What happened to Bellator MMA not wanting the UFC’s leftovers and supposedly never feeding talent to the UFC?

The only logic that holds up in regards to this deals with the realization that Bellator needs these recognizable names to boost its appeal with mainstream fans. They realize that without that appeal to mainstream fans, the pay-per-view will draw very little attention, if any at all, and a pay-per-view bust holds potential to spell the beginning of the end of the promotion. Featuring Ortiz-Jackson, as well as certain ex-UFC stars, gives fans incentive to buy the pay-per-view because they get to enjoy two legends of the sport in action while also getting a taste of what the next generation of fighters can offer.

Does the influx of ex-UFC talent to Bellator correlate with Ray Sefo’s World Series of Fighting providing a potential threat to Bellator’s position as the No. 2 promotion in MMA? It remains too early to tell if WSOF, as good as its product proves consistently, deserves that argument, so for right now, let’s pour some cold water on that notion. After all, WSOF’s roster packs serious action, but few view its divisions as legitimate because they all lack substantial depth. Granted, Bellator itself grows every day and the core of the roster’s depth lies in the promotion’s welterweight ranks more than any other division, but its longevity helps the promotion to retain the appeal that its homegrown talent brings.

Still, if Bellator wants to break through to that all-important next level of success, the next step involves appealing somehow to fans who likely could not pick Alvarez, Chandler, Curran or Straus out of a crowd.
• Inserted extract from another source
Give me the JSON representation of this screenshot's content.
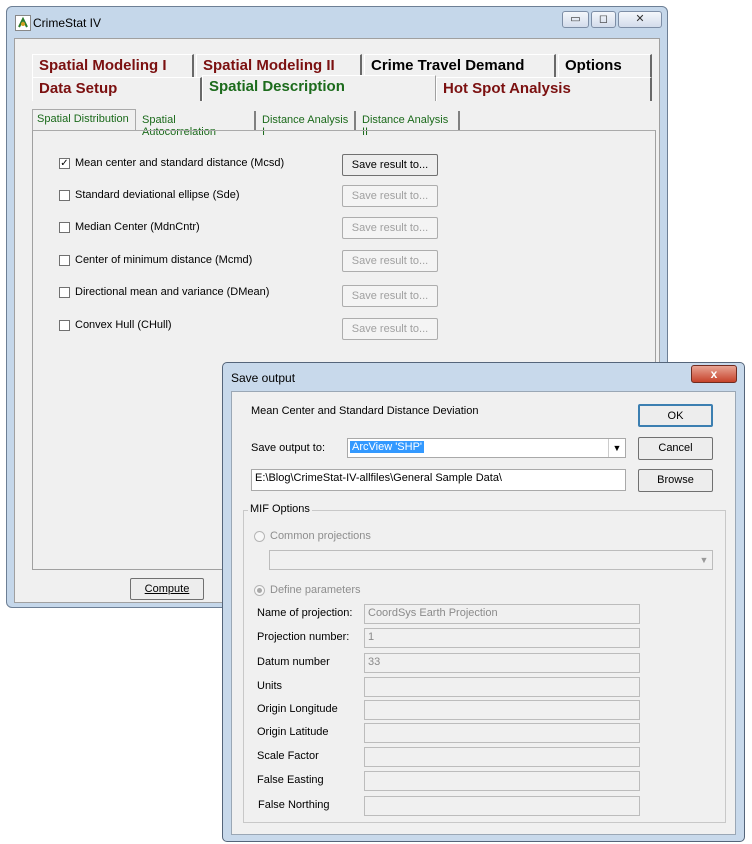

Getting Lawal on pay-per-view started things off well in that regard, but Lawal by himself would not draw the attention Bellator would want in order to prove that it offers real competition to the UFC. Attracting that attention meant betraying Rebney’s word, but in time, Bellator 106 will look to demonstrate why the promotion made the right call by booking Jackson-Ortiz as the headliner.

Photo: Quinton “Rampage” Jackson and Tito Ortiz (Dave Mandel/Sherdog)